CPhI Online

- Research & Development

FDA approves first and only medicine in a new class of acute treatment for migraine

15 Oct 2019

The approval of Eli Lilly's Reyvow represents the first new class of acute migraine treatment approved by the FDA in more than two decades.

Eli Lilly has announced that the FDA has approved Reyvow (lasmiditan), an oral medication for the acute treatment of migraine, with or without aura, in adults. Reyvow has a unique mechanism of action and is the first and only FDA-approved medicine in a new class of acute treatment for migraine (serotonin (5-HT)1F receptor agonists).

"Millions of people with migraine face an ongoing battle with the unresolved pain and symptoms of a migraine attack. There is a substantial unmet need for new acute treatments for migraine, like Reyvow, which is why we are proud of this approval and Lilly's continuing contribution to the migraine community," said Gudarz Davar, vice president, neurology development, Lilly Bio-Medicines. "New expectations have been set in migraine care; pain freedom is now the treatment goal for people living with migraine and those who treat them. At Lilly, we are pioneering innovative medicines to provide new options for patients with migraine."

Consistent with the FDA's guidance, Lilly conducted a human abuse potential assessment; as part of that assessment, therapeutic doses of Revow were associated with less drug liking when compared to alprazolam, but more than placebo.

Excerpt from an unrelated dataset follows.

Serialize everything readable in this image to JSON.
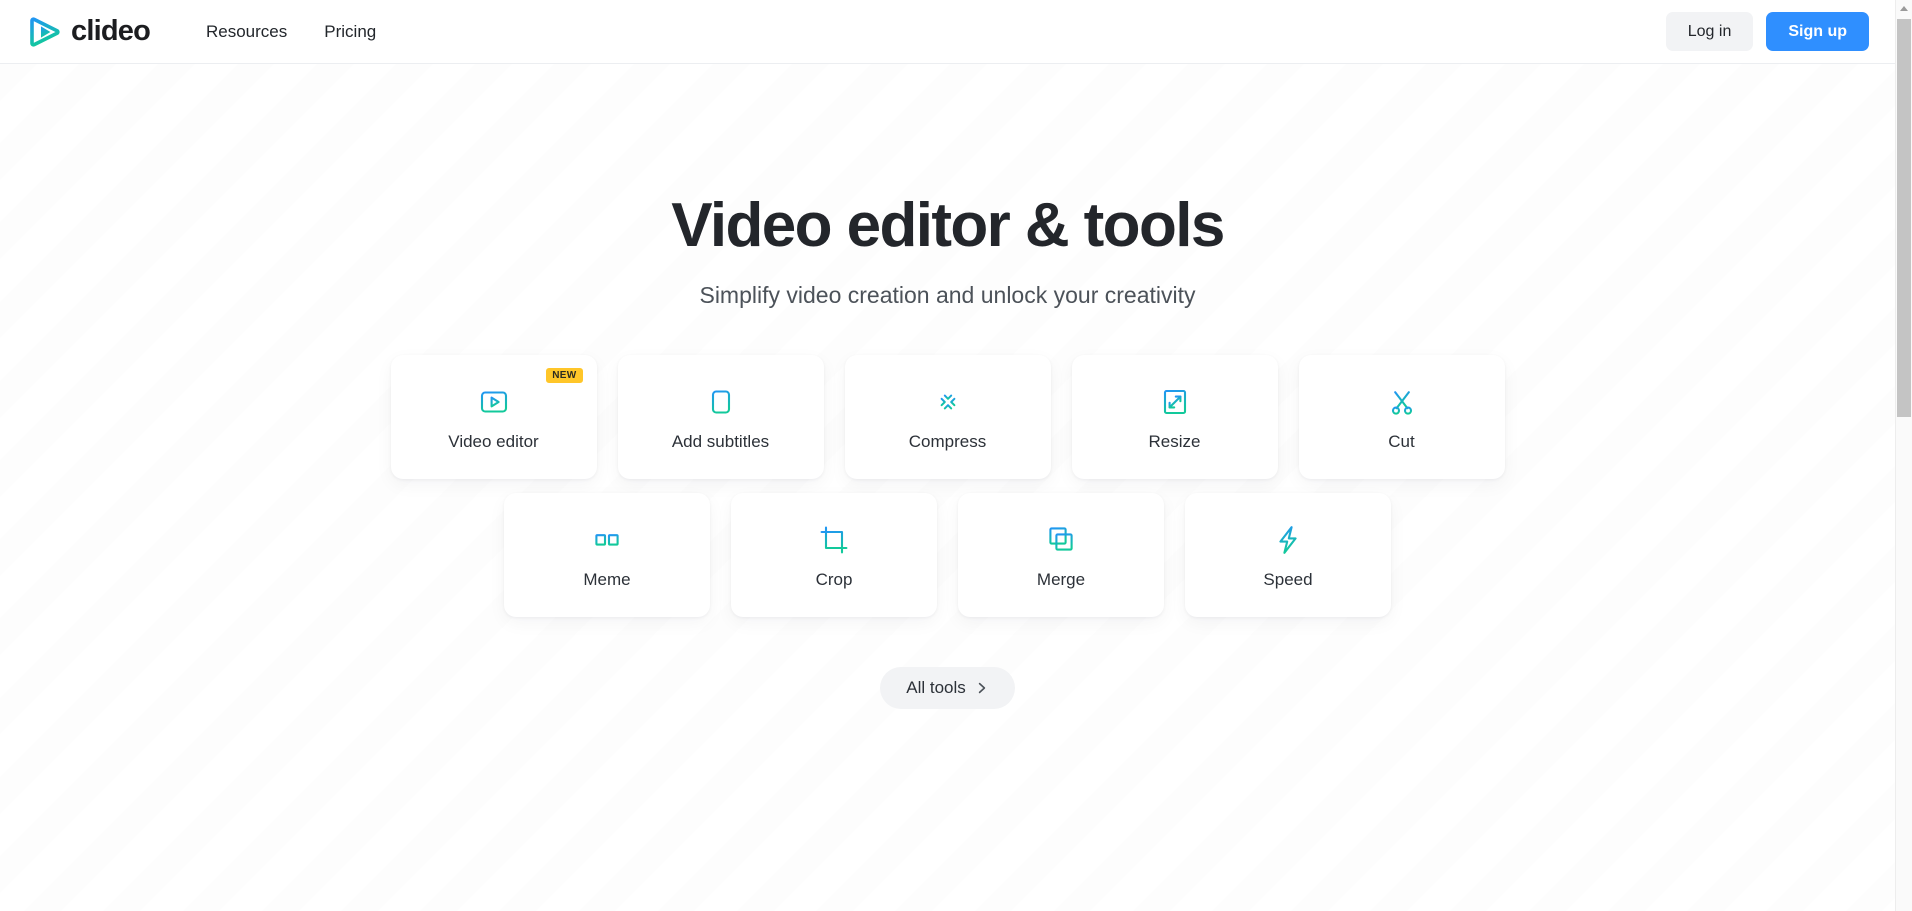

The recommended controlled substance classification for Reyvow is currently under review by the Drug Enforcement Administration (DEA) and is expected within 90 days of the FDA approval, after which Reyvow will be available to patients in retail pharmacies.

"As a physician who specializes in the treatment of migraine and headache disorders, I commonly treat patients who are looking for acute treatment options that offer the chance for pain freedom during migraine attacks. This approval is especially significant because migraine pain is so often severe and incapacitating," said Jan Brandes, assistant clinical professor, Department of Neurology, Vanderbilt University. "With new science comes new hope. Considering up to 40% of people with migraine do not get adequate responses from their initial acute treatment prescription, having a new and novel option like REYVOW is an important development for physicians and the patients we treat."

The New Drug Application (NDA) for Reyvow included data from two Phase III single-attack studies (SAMURAI and SPARTAN), which evaluated the safety and efficacy of Reyvow for the acute treatment of migraine in adults. Both studies met the efficacy endpoints of pain freedom and freedom from most bothersome symptom (MBS; patient selected from nausea, sensitivity to light, or sensitivity to sound) at two hours following administration of Reyvow in comparison to placebo. Treatment emergent adverse events were generally mild to moderate and the most frequent included dizziness, fatigue, paresthesia (tingling or numbing sensation on the skin), sedation (sleepiness or drowsiness), nausea and/or vomiting and muscle weakness.

The Reyvow Phase III development program, including the open-label GLADIATOR study, involved more than 4,000 patients and the treatment of more than 20,000 migraine attacks.

"For over 25 years, Lilly has been committed to helping people affected by disabling headache disorders, investigating more than a dozen different compounds," said Patrik Jonsson, senior vice president and president, Lilly Bio-Medicines. "The approval of Reyvow is an exciting development for patients and physicians seeking the potential for pain freedom when a migraine attack happens."

Read More

Related Content